Documentation

Adapted from [FREE] and [WIEG95].


REVISION HISTORY


February 2001
Clark Reid
Editorial Changes

July 2000
Eischelle Krueger and Darsi Ewing
Clarified Inspection Procedures
Revised Walk-through Procedures
Removed Walk-through comment sheet
Added Analysis Report Inspection Checklist

July 1999
Tracie McCoy
Process Improvement Updates
Added Walk-through Procedures and Tisk Process Checklist section

Jan 1998
Donna Karlek
Updates per CR 3

June 1997
Tom Cothern, Diana Stallworth
HTM Updates

April 1996
Pete Tully, Orlando Figuero
Generic Process Update

Summer 1995
Scott Brown
Generic Process Update

January 25, 1994
Suzanne Nagy
Tisk 4 Update

August 2, 1994
T Stone, J Suarez-Beard
Final Document Revision

July 22, 1994
T Stone, J Suarez-Beard
Walk-through Document Revision

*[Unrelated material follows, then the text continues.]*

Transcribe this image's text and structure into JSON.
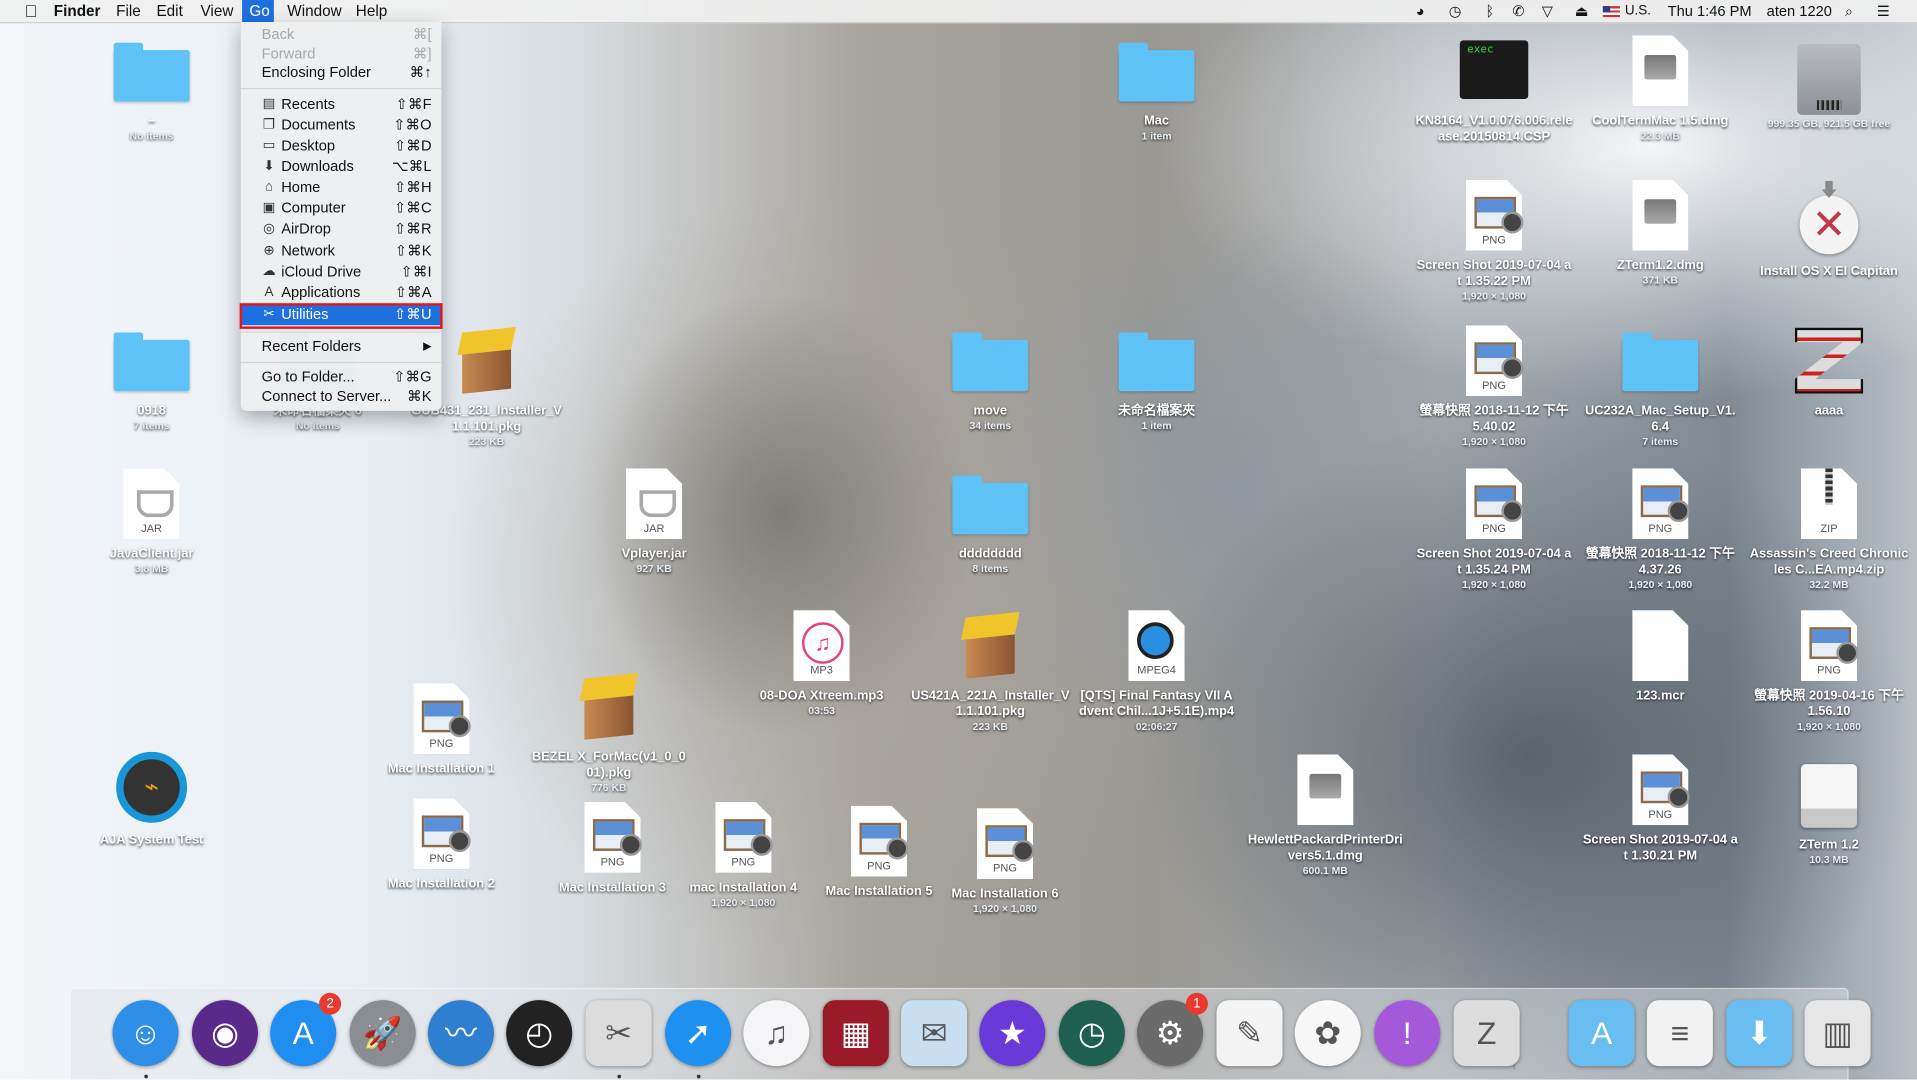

July 20, 1994
T Stone, J Suarez-Beard
Preliminary Document Revision

July 12, 1994
T Stone, J Suarez-Beard
Preliminary Document Revision

June 28, 1994
T Stone, J Suarez-Beard
Preliminary Document


BIBLIOGRAPHY

FREE
Freedman, D. & Weinberg, G. Handbook of Walkthroughs, Inspections, and Technical Reviews.
IEEE90
IEEE Std 610.12-1990, Standard Glossary of Software Engineering Terminology (ANSI)
WIEG95
Wiegers, K. "Improving Quality with Software Inspections." Software Development, April 1995.


GLOSSARY

Author
The producer of the software element(s) that are inspected.
Defect
A defect is either a deviation from standards and specifications; a non-conformance to applicable standards; or an instance of an unmet specification.
Inspection
"A statistical analysis technique that relies on visual examination of development products to detect errors, violation of development standards and other problems." [IEEE90]
Moderator
The chief planner and meeting manager of an inspection.
PC
Project Coordinator
Reader
During an inspection, the person who leads an inspection team through the software element(s) being inspected.
Recorder
The person who records defects identified during an inspection.
SE
Software Engineer
Software element
"A deliverable or in-process document." [IEEE90]
SQA
Software Quality Assurance